The Swiss challenge would have applied to Ramon Ang's proposed NAIA by the Bay. Recall that the DOTC didn't take kindly to San Miguel's bid for Mactan airport because it owned PAL. Likewise, the same attitude applied to the Gokongwei group, being owners of Cebu Pacific. To think what would happen to those rules if the friendship between Lance Gokongwei and Ramon Ang develop into a hypothetical Philippine Pacific Airways, a merger between Cebu Pacific and PAL? It is immaterial if San Miguel's stockholders control PAL as the proposal was to build the giant airport and operations, under the watchful guidance of the CAA, was to be bided out anyway - so PAL would not have any undue advantage over other airlines.
Ramon Ang's NAIA proposal preceded the JICA study of Sangley Point as the alternative NAIA, which the DOTC now favors. Many of us know that JICA, being a generously funded Japanese agency, have Japanese airports as an Excellent model, many of which are usually islands Expanded by reclamation and connected by underwater tunnel or causeway as such avoid flight path and other noise/environmental restrictions. Right now, further privately funded reclamation of the Bay area is being resisted by Las Pinas City and other environmental groups. This does not faze San Miguel's Ramon Ang, but it is the apparent government mindset against unsolicited proposals that can be discouraging. The DOTC favoring the JICA study shouldn't shut out San Miguel's participation in building the new NAIA whether its by Manila Bay or Sangley Point.
Palace rules supreme
But all is not lost. Recall that the President once interceded to allow both the Citra-San Miguel Skyway Stage 3 and Metro Pacific's NLEX Connector to proceed as the Metro's first crosstown Expressway. We are in no doubt that President Aquino is serious about being remembered as the 'PPP infrastructure President' so motivation is not lacking in getting these projects running despite the corruption cleansing delays of the past 4 years.

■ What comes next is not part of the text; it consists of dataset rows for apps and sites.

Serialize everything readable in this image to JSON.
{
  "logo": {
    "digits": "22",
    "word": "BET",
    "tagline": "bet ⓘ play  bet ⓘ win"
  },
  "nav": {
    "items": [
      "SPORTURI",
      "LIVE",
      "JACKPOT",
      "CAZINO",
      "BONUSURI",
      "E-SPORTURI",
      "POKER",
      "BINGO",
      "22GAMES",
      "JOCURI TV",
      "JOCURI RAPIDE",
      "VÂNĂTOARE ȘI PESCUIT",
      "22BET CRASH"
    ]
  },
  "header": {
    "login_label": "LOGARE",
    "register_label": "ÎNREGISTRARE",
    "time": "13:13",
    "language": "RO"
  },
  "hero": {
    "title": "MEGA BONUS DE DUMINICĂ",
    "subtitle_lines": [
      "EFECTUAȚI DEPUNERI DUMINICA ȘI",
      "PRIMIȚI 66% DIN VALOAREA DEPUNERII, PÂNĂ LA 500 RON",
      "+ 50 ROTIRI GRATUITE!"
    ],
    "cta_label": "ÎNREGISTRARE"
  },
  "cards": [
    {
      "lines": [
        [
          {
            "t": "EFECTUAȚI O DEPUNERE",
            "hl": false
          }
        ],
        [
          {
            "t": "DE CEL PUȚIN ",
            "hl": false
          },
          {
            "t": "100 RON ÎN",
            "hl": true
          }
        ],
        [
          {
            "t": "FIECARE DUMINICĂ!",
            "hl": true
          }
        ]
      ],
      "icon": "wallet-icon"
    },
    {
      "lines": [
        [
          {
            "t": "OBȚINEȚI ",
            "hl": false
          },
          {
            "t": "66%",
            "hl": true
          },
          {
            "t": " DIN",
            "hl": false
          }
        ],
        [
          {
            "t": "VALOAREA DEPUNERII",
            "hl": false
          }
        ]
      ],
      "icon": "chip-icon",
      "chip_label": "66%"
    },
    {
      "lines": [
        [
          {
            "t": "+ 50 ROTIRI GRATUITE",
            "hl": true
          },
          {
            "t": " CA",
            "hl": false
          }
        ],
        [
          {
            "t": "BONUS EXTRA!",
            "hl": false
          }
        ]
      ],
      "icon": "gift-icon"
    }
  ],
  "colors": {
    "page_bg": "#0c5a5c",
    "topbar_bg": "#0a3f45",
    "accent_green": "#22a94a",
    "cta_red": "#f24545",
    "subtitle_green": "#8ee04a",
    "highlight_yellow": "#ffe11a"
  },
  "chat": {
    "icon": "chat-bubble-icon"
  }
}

As for being singled out, San Miguel can take heart. It is not alone. Metro Pacific's MERALCO is being prevented from recovering costs through a price hike. Ayala's Manila Water, along with Metro Pacific's Maynilad is under the same agony. Ayala's Globe and Metro Pac's Smart are being forced to refund customers. Almost all tollway operators have had all toll fee hikes languishing in the in-tray of the TRB for years.
Fig leaves and unfair treatment
If that's bad, what more for projects that were awarded but never implemented? Remember the Metro Manila PHILTRAK bus system that pre-dated Curitiba's Bus Rapid transit system in the 90's? There's a Bus Rapid transit system for Cebu coming soon but PHILTRAK's languishes in the archives of the newspapers. There's also the 2010 integration of the SCTEX to the NLEX, under Metro Pacific Tollways, which, among many benefits in BCDA savings, would have taken out the Dau and Mabalacat toll plazas for faster journeys. This remains in limbo and even under threat of a Swiss Challenge which is highly irregular considering the O&M of the SCTEX is already a signed and sealed contract and not an unsolicited proposal. Or could it be that the SCTEX, which can be argued to be better consolidated with TPLEX, be the fig leaf for slighted San Miguel at Metro Pacific's Expense? It was only a few years ago when San Miguel did say it was no longer interested in SCTEX. We hope that Atty. Casanova, the pro-active crusading chief of the BCDA, can appeal to the president's sense of justice and fair play. Nevertheless, as for San Miguel, you are not alone. And welcome to the club.